(Information begins)
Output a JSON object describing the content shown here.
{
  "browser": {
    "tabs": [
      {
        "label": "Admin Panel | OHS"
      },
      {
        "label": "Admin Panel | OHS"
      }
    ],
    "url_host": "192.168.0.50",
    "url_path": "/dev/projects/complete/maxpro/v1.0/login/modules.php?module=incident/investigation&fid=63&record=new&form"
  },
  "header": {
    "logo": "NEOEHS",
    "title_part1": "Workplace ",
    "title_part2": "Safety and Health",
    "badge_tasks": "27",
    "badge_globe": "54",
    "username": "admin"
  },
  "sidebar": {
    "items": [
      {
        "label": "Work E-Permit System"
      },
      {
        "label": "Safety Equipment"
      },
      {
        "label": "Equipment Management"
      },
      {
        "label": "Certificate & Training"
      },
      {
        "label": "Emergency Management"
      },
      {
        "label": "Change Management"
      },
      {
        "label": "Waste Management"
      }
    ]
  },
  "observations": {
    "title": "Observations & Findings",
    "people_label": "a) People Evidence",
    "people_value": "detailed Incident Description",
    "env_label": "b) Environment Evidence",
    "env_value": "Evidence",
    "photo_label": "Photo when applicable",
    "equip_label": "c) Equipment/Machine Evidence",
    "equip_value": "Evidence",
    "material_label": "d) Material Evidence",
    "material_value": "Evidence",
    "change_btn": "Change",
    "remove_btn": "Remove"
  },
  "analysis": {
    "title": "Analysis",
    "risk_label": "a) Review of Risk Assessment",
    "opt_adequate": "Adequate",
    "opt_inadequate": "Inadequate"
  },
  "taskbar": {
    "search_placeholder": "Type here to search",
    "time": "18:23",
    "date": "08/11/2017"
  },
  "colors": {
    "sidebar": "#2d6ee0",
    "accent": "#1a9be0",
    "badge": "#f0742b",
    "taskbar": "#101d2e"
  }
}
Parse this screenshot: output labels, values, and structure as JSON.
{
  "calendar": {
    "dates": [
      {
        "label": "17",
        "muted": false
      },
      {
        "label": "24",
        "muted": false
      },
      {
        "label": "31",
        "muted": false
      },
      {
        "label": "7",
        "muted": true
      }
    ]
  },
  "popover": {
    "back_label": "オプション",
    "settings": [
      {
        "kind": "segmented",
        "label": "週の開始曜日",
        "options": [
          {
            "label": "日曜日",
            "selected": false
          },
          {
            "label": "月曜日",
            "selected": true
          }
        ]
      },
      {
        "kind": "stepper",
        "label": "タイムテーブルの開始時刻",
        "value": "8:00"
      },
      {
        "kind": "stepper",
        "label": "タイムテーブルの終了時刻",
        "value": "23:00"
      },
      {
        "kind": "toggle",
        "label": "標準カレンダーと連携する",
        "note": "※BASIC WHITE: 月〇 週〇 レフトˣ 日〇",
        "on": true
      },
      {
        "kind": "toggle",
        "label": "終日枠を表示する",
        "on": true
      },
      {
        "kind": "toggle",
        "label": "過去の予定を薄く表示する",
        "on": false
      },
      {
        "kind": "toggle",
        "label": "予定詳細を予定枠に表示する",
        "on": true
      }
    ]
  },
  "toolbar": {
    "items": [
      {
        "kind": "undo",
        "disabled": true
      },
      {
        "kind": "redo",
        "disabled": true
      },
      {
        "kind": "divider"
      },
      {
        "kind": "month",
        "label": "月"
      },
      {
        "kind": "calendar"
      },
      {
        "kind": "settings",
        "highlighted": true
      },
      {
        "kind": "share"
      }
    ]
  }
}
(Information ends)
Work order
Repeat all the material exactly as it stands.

Task result
Output a JSON object describing the content shown here.
{
  "browser": {
    "tabs": [
      {
        "label": "Admin Panel | OHS"
      },
      {
        "label": "Admin Panel | OHS"
      }
    ],
    "url_host": "192.168.0.50",
    "url_path": "/dev/projects/complete/maxpro/v1.0/login/modules.php?module=incident/investigation&fid=63&record=new&form"
  },
  "header": {
    "logo": "NEOEHS",
    "title_part1": "Workplace ",
    "title_part2": "Safety and Health",
    "badge_tasks": "27",
    "badge_globe": "54",
    "username": "admin"
  },
  "sidebar": {
    "items": [
      {
        "label": "Work E-Permit System"
      },
      {
        "label": "Safety Equipment"
      },
      {
        "label": "Equipment Management"
      },
      {
        "label": "Certificate & Training"
      },
      {
        "label": "Emergency Management"
      },
      {
        "label": "Change Management"
      },
      {
        "label": "Waste Management"
      }
    ]
  },
  "observations": {
    "title": "Observations & Findings",
    "people_label": "a) People Evidence",
    "people_value": "detailed Incident Description",
    "env_label": "b) Environment Evidence",
    "env_value": "Evidence",
    "photo_label": "Photo when applicable",
    "equip_label": "c) Equipment/Machine Evidence",
    "equip_value": "Evidence",
    "material_label": "d) Material Evidence",
    "material_value": "Evidence",
    "change_btn": "Change",
    "remove_btn": "Remove"
  },
  "analysis": {
    "title": "Analysis",
    "risk_label": "a) Review of Risk Assessment",
    "opt_adequate": "Adequate",
    "opt_inadequate": "Inadequate"
  },
  "taskbar": {
    "search_placeholder": "Type here to search",
    "time": "18:23",
    "date": "08/11/2017"
  },
  "colors": {
    "sidebar": "#2d6ee0",
    "accent": "#1a9be0",
    "badge": "#f0742b",
    "taskbar": "#101d2e"
  }
}
Parse this screenshot: output labels, values, and structure as JSON.
{
  "calendar": {
    "dates": [
      {
        "label": "17",
        "muted": false
      },
      {
        "label": "24",
        "muted": false
      },
      {
        "label": "31",
        "muted": false
      },
      {
        "label": "7",
        "muted": true
      }
    ]
  },
  "popover": {
    "back_label": "オプション",
    "settings": [
      {
        "kind": "segmented",
        "label": "週の開始曜日",
        "options": [
          {
            "label": "日曜日",
            "selected": false
          },
          {
            "label": "月曜日",
            "selected": true
          }
        ]
      },
      {
        "kind": "stepper",
        "label": "タイムテーブルの開始時刻",
        "value": "8:00"
      },
      {
        "kind": "stepper",
        "label": "タイムテーブルの終了時刻",
        "value": "23:00"
      },
      {
        "kind": "toggle",
        "label": "標準カレンダーと連携する",
        "note": "※BASIC WHITE: 月〇 週〇 レフトˣ 日〇",
        "on": true
      },
      {
        "kind": "toggle",
        "label": "終日枠を表示する",
        "on": true
      },
      {
        "kind": "toggle",
        "label": "過去の予定を薄く表示する",
        "on": false
      },
      {
        "kind": "toggle",
        "label": "予定詳細を予定枠に表示する",
        "on": true
      }
    ]
  },
  "toolbar": {
    "items": [
      {
        "kind": "undo",
        "disabled": true
      },
      {
        "kind": "redo",
        "disabled": true
      },
      {
        "kind": "divider"
      },
      {
        "kind": "month",
        "label": "月"
      },
      {
        "kind": "calendar"
      },
      {
        "kind": "settings",
        "highlighted": true
      },
      {
        "kind": "share"
      }
    ]
  }
}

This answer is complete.